Child Health

A Win! The Trump Administration’s public charge rule is permanently blocked, nationwide. What does this change?    

March 25, 2021 | Texas

By Cheasty Anderson and Marianna Montes 



There are lots of fancy lawyer words to describe what’s happening, but I am not a lawyer, so this is a not-lawyer breakdown. In simple terms, the Biden Administration has permanently ended the Trump public charge policy. The Children’s Defense Fund and immigration advocates celebrate the end of this harmful rule. Now we are working happily to inform the community about the Public Charge changes. 

On March 9th, 2021, the Biden administration announced that they “will no longer defend the 2019 public charge rule” issued by the Department of Homeland Security (DHS) under the Trump Administration.
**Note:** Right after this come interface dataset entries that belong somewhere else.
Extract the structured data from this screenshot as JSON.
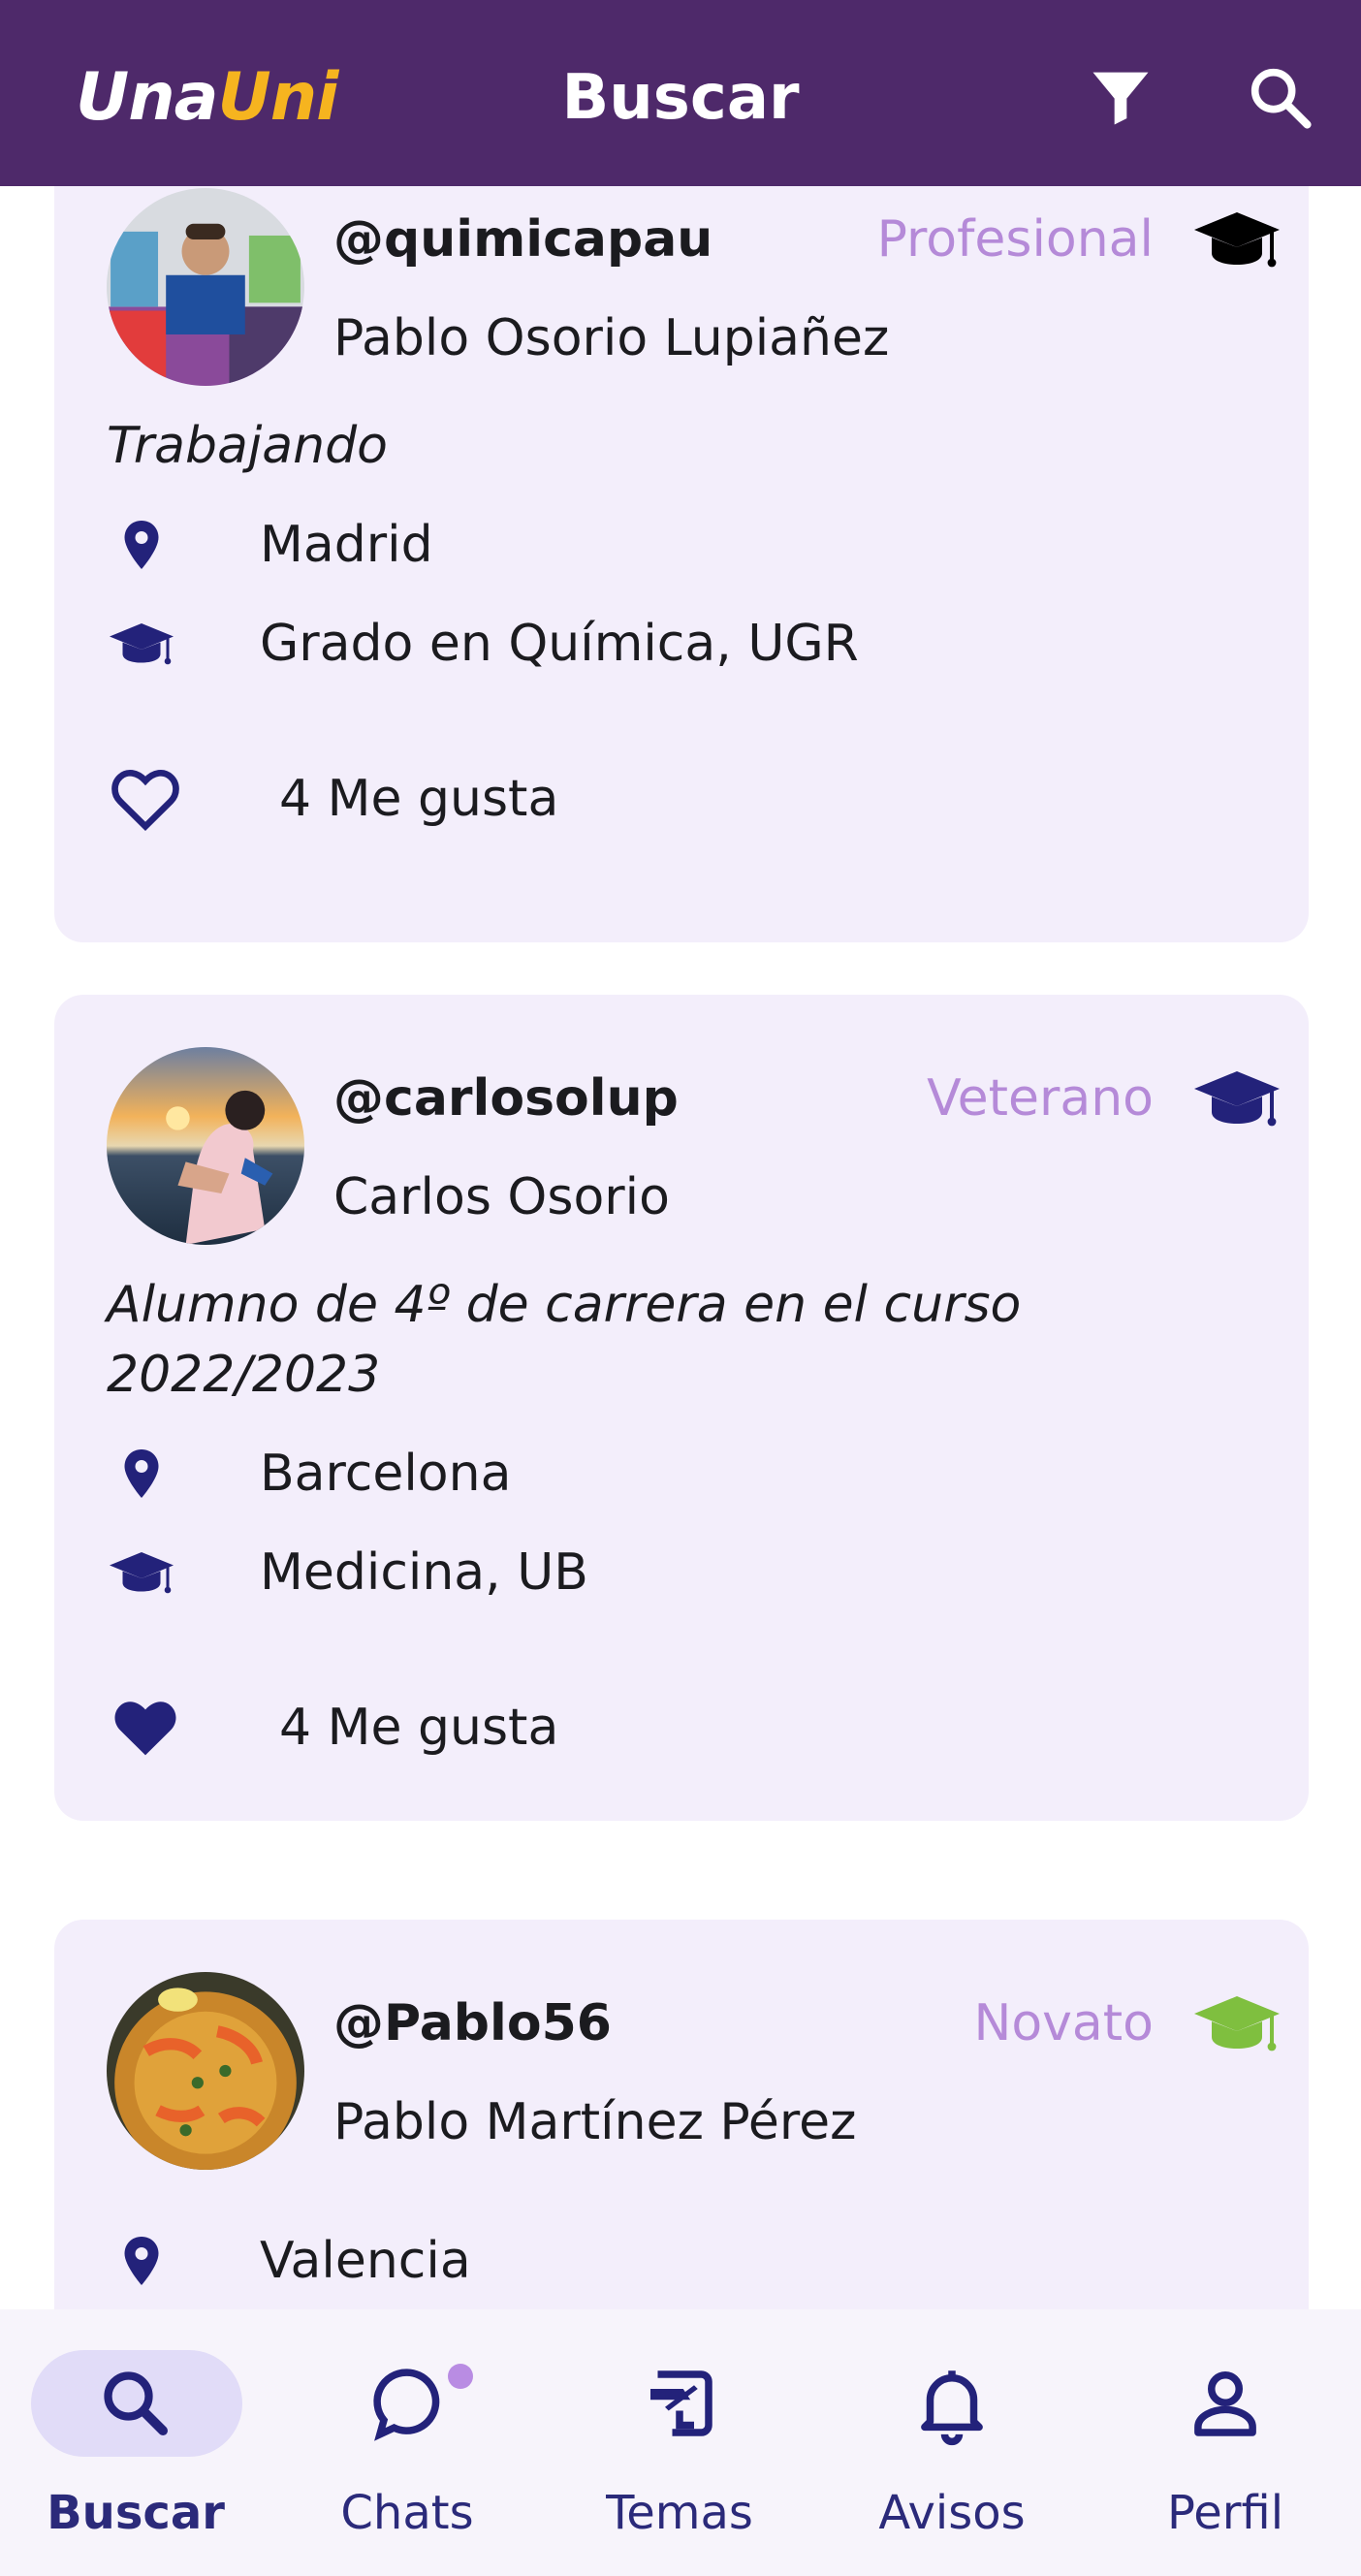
{
  "app": {
    "logo_part1": "Una",
    "logo_part2": "Uni",
    "title": "Buscar"
  },
  "header_icons": [
    "filter-icon",
    "search-icon"
  ],
  "colors": {
    "appbar": "#4e296a",
    "logo_accent": "#f6b41f",
    "card_bg": "#f3eefb",
    "level_text": "#b58ad8",
    "icon_navy": "#23227a",
    "novato_green": "#7fbf3f",
    "nav_pill": "#e1dcf8",
    "nav_dot": "#b98ce3"
  },
  "users": [
    {
      "handle": "@quimicapau",
      "name": "Pablo Osorio Lupiañez",
      "level": "Profesional",
      "level_icon_color": "#000000",
      "bio": "Trabajando",
      "location": "Madrid",
      "degree": "Grado en Química, UGR",
      "likes": "4 Me gusta",
      "liked": false
    },
    {
      "handle": "@carlosolup",
      "name": "Carlos Osorio",
      "level": "Veterano",
      "level_icon_color": "#23227a",
      "bio": "Alumno de 4º de carrera en el curso 2022/2023",
      "location": "Barcelona",
      "degree": "Medicina, UB",
      "likes": "4 Me gusta",
      "liked": true
    },
    {
      "handle": "@Pablo56",
      "name": "Pablo Martínez Pérez",
      "level": "Novato",
      "level_icon_color": "#7fbf3f",
      "location": "Valencia"
    }
  ],
  "nav": [
    {
      "label": "Buscar",
      "icon": "search-icon",
      "active": true
    },
    {
      "label": "Chats",
      "icon": "chat-bubble-icon",
      "active": false,
      "badge": true
    },
    {
      "label": "Temas",
      "icon": "topics-icon",
      "active": false
    },
    {
      "label": "Avisos",
      "icon": "bell-icon",
      "active": false
    },
    {
      "label": "Perfil",
      "icon": "person-icon",
      "active": false
    }
  ]
}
The Supreme Court dismissed the case over the legality of the Trump administration’s public charge rule, and the 1999 policy went back into effect.

On March 15th, the US Citizenship and Immigration Services (USCIS) published the final rule and a notice confirming the removal of the 2019 public charge regulations and that they stopped applying it to all pending petitions and applications on March 9th. The Form I-944 Declaration of Self-Sufficiency and other related forms were discontinued as well. 


Here are some key takeaways:

  1. Individuals and families can now safely get the help and care they need:
  • No one can be denied a COVID-19 vaccination, testing, or care based on immigration status, and it won’t affect any future immigration application.
  • Getting help for health care, food, or housing won’t affect immigration applications.
  • Programs serving children won’t affect immigration applications either.
  1. To mitigate the chilling effect in immigrant communities will take a major effort, and a comprehensive outreach and education strategy to re-enroll part of the millions of eligible children who have lost nutrition and health care supports due to the fear caused by this harmful policy in low-income immigrant communities. Check out our Public Charge and Private Dilemmas report for best practices and recommendations.
  2. The regulation still needs to be re-written so that a different administration wouldn’t be able to easily reverse the decision.
  3. We also need to rewrite the legislation that governs public charge, and that will be an uphill battle we might not win during this administration, but we will try!


For up-to-date information, please refer to Protecting Immigrant Families’ fact sheet for advocates.